>>>>>

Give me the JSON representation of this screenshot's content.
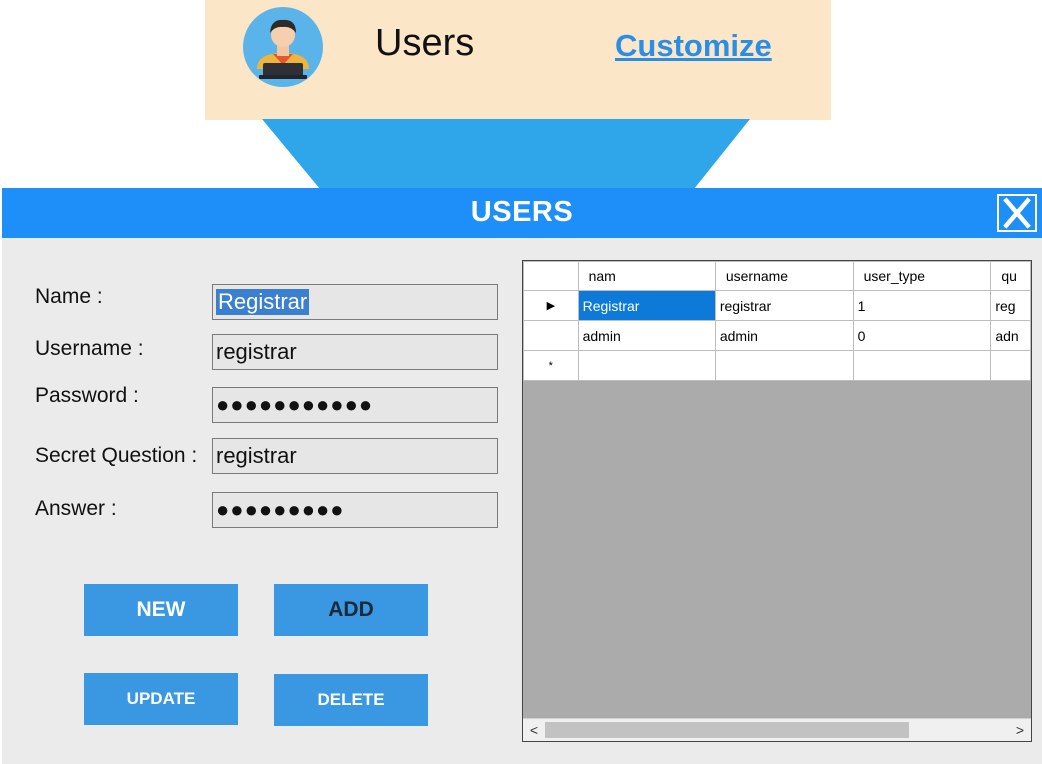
{
  "callout": {
    "title": "Users",
    "link": "Customize"
  },
  "window": {
    "title": "USERS",
    "close_glyph": "X"
  },
  "form": {
    "fields": [
      {
        "label": "Name :",
        "value": "Registrar",
        "type": "text"
      },
      {
        "label": "Username :",
        "value": "registrar",
        "type": "text"
      },
      {
        "label": "Password :",
        "value": "●●●●●●●●●●●",
        "type": "password"
      },
      {
        "label": "Secret Question :",
        "value": "registrar",
        "type": "text"
      },
      {
        "label": "Answer :",
        "value": "●●●●●●●●●",
        "type": "password"
      }
    ]
  },
  "buttons": {
    "new": "NEW",
    "add": "ADD",
    "update": "UPDATE",
    "delete": "DELETE"
  },
  "grid": {
    "columns": [
      "nam",
      "username",
      "user_type",
      "qu"
    ],
    "rows": [
      {
        "indicator": "▶",
        "cells": [
          "Registrar",
          "registrar",
          "1",
          "reg"
        ]
      },
      {
        "indicator": "",
        "cells": [
          "admin",
          "admin",
          "0",
          "adn"
        ]
      },
      {
        "indicator": "*",
        "cells": [
          "",
          "",
          "",
          ""
        ]
      }
    ],
    "scroll_left": "<",
    "scroll_right": ">"
  },
  "colors": {
    "accent": "#1e8ff8",
    "button": "#3a97e2",
    "callout_bg": "#fce6c8",
    "selected_cell": "#0d79d8"
  }
}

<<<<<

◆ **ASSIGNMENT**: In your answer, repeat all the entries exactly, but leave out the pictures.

◆ **WRITTEN SOLUTION**:
Give me the JSON representation of this screenshot's content.
{
  "callout": {
    "title": "Users",
    "link": "Customize"
  },
  "window": {
    "title": "USERS",
    "close_glyph": "X"
  },
  "form": {
    "fields": [
      {
        "label": "Name :",
        "value": "Registrar",
        "type": "text"
      },
      {
        "label": "Username :",
        "value": "registrar",
        "type": "text"
      },
      {
        "label": "Password :",
        "value": "●●●●●●●●●●●",
        "type": "password"
      },
      {
        "label": "Secret Question :",
        "value": "registrar",
        "type": "text"
      },
      {
        "label": "Answer :",
        "value": "●●●●●●●●●",
        "type": "password"
      }
    ]
  },
  "buttons": {
    "new": "NEW",
    "add": "ADD",
    "update": "UPDATE",
    "delete": "DELETE"
  },
  "grid": {
    "columns": [
      "nam",
      "username",
      "user_type",
      "qu"
    ],
    "rows": [
      {
        "indicator": "▶",
        "cells": [
          "Registrar",
          "registrar",
          "1",
          "reg"
        ]
      },
      {
        "indicator": "",
        "cells": [
          "admin",
          "admin",
          "0",
          "adn"
        ]
      },
      {
        "indicator": "*",
        "cells": [
          "",
          "",
          "",
          ""
        ]
      }
    ],
    "scroll_left": "<",
    "scroll_right": ">"
  },
  "colors": {
    "accent": "#1e8ff8",
    "button": "#3a97e2",
    "callout_bg": "#fce6c8",
    "selected_cell": "#0d79d8"
  }
}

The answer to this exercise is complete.